Health insurance plans cancelled for over 250,000 Coloradans due to Obamacare overhaul

Some plans didn't meet basic requirements

DENVER - More than 250,000 Coloradans are losing their health insurance because of the Affordable Care Act, also known as "Obamacare." That's according to the state Division of Insurance in a count of people on health plans canceled by 23 carriers in the wake of new federal requirements.

In some cases, the insurance plans do not include the benefits that are required by the law as of Jan. 1. In other cases, the companies don't want to write that particular line of business any longer.

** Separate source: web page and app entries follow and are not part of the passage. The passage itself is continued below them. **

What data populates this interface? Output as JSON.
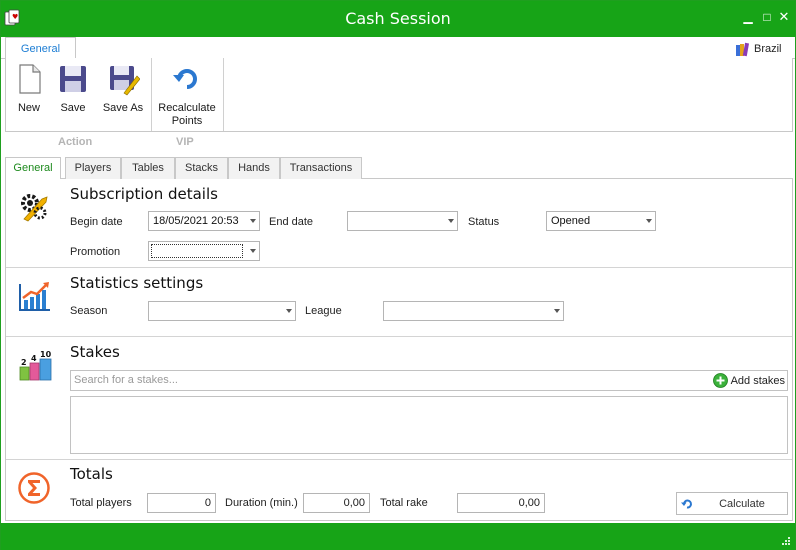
{
  "window": {
    "title": "Cash Session"
  },
  "ribbon": {
    "tab_general": "General",
    "country": "Brazil",
    "buttons": {
      "new": "New",
      "save": "Save",
      "save_as": "Save As",
      "recalculate_line1": "Recalculate",
      "recalculate_line2": "Points"
    },
    "groups": {
      "action": "Action",
      "vip": "VIP"
    }
  },
  "tabs": [
    "General",
    "Players",
    "Tables",
    "Stacks",
    "Hands",
    "Transactions"
  ],
  "subscription": {
    "title": "Subscription details",
    "begin_date_label": "Begin date",
    "begin_date_value": "18/05/2021 20:53",
    "end_date_label": "End date",
    "end_date_value": "",
    "status_label": "Status",
    "status_value": "Opened",
    "promotion_label": "Promotion",
    "promotion_value": ""
  },
  "statistics": {
    "title": "Statistics settings",
    "season_label": "Season",
    "season_value": "",
    "league_label": "League",
    "league_value": ""
  },
  "stakes": {
    "title": "Stakes",
    "icon_numbers": [
      "2",
      "4",
      "10"
    ],
    "search_placeholder": "Search for a stakes...",
    "add_label": "Add stakes"
  },
  "totals": {
    "title": "Totals",
    "players_label": "Total players",
    "players_value": "0",
    "duration_label": "Duration (min.)",
    "duration_value": "0,00",
    "rake_label": "Total rake",
    "rake_value": "0,00",
    "calculate_label": "Calculate"
  },
  "colors": {
    "accent": "#17a417",
    "tab_blue": "#1e7ed4",
    "orange": "#f0642a"
  }
}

"There were a lot of plans out there that were bare bones with limited benefits that didn't offer protection from serious financial ruin," said Vince Plymell, with the Colorado Division of Insurance. "The idea is that the coverage will be improved, and people will have access to that coverage where they didn't before. For example, individuals don't have to worry about pre existing health conditions." 
 
The state agency announced Wednesday that 106,083 people are on individual plans that are being canceled. Approximately 75 percent of those people were covered by the Kaiser Foundation Health Plan of Colorado and Anthem-affiliate company HMO Colorado, the Colorado Department of Regulatory Agencies reports.

Another 143,116 people are losing insurance plans from the small group market. DORA reports the same two companies covered 76 percent of those people.

DORA also indicates that Kaiser and HMO Colorado offer new plans that would cover these individuals. Some are available through the Connect for Health Colorado exchange, others are available off the exchange.

When a customer's plan is canceled, the provider must send a letter notifying them of the alternative options available under the new law -- including the options available from other companies.

Maria Crago said her individual plan insurance was canceled two months ago, so she sought out a new plan from her employer and found she could get a much better plan for about 37 percent more than she is currently paying.

"Now I have prescription coverage and a much lower co-pay, which means I'll go to the doctor more when I really need to," said Crago. "It's a much better option for me. But still, I don't like the government bullying us into insurance."